§ DATA TO USE
BEGIN

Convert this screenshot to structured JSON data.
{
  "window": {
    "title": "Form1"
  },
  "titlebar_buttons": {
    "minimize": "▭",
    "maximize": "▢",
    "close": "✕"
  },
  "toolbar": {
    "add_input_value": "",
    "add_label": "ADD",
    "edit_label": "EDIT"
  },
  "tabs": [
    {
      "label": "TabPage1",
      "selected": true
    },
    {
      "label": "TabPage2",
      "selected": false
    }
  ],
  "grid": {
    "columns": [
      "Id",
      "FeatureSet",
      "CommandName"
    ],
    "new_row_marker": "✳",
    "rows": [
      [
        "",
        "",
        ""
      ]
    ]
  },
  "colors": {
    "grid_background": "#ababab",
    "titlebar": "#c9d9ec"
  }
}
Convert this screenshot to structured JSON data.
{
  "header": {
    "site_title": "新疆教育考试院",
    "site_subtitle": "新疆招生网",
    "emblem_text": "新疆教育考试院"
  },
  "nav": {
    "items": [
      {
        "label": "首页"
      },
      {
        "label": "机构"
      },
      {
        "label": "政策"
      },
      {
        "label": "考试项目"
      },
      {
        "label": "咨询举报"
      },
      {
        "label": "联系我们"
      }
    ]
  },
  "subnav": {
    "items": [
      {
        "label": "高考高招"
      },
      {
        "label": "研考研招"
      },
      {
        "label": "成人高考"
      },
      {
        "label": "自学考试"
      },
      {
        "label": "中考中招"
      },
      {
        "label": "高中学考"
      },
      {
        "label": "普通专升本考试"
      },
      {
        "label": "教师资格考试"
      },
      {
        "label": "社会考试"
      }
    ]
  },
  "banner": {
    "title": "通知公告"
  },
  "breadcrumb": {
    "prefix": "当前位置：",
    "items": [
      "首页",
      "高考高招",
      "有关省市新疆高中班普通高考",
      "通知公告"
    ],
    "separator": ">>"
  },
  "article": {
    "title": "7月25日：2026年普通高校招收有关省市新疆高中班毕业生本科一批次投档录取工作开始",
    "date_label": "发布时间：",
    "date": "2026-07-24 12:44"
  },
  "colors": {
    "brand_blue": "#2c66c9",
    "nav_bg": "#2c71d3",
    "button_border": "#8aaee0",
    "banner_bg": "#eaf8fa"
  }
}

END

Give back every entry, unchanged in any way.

§ TASK ANSWER
Convert this screenshot to structured JSON data.
{
  "window": {
    "title": "Form1"
  },
  "titlebar_buttons": {
    "minimize": "▭",
    "maximize": "▢",
    "close": "✕"
  },
  "toolbar": {
    "add_input_value": "",
    "add_label": "ADD",
    "edit_label": "EDIT"
  },
  "tabs": [
    {
      "label": "TabPage1",
      "selected": true
    },
    {
      "label": "TabPage2",
      "selected": false
    }
  ],
  "grid": {
    "columns": [
      "Id",
      "FeatureSet",
      "CommandName"
    ],
    "new_row_marker": "✳",
    "rows": [
      [
        "",
        "",
        ""
      ]
    ]
  },
  "colors": {
    "grid_background": "#ababab",
    "titlebar": "#c9d9ec"
  }
}
Convert this screenshot to structured JSON data.
{
  "header": {
    "site_title": "新疆教育考试院",
    "site_subtitle": "新疆招生网",
    "emblem_text": "新疆教育考试院"
  },
  "nav": {
    "items": [
      {
        "label": "首页"
      },
      {
        "label": "机构"
      },
      {
        "label": "政策"
      },
      {
        "label": "考试项目"
      },
      {
        "label": "咨询举报"
      },
      {
        "label": "联系我们"
      }
    ]
  },
  "subnav": {
    "items": [
      {
        "label": "高考高招"
      },
      {
        "label": "研考研招"
      },
      {
        "label": "成人高考"
      },
      {
        "label": "自学考试"
      },
      {
        "label": "中考中招"
      },
      {
        "label": "高中学考"
      },
      {
        "label": "普通专升本考试"
      },
      {
        "label": "教师资格考试"
      },
      {
        "label": "社会考试"
      }
    ]
  },
  "banner": {
    "title": "通知公告"
  },
  "breadcrumb": {
    "prefix": "当前位置：",
    "items": [
      "首页",
      "高考高招",
      "有关省市新疆高中班普通高考",
      "通知公告"
    ],
    "separator": ">>"
  },
  "article": {
    "title": "7月25日：2026年普通高校招收有关省市新疆高中班毕业生本科一批次投档录取工作开始",
    "date_label": "发布时间：",
    "date": "2026-07-24 12:44"
  },
  "colors": {
    "brand_blue": "#2c66c9",
    "nav_bg": "#2c71d3",
    "button_border": "#8aaee0",
    "banner_bg": "#eaf8fa"
  }
}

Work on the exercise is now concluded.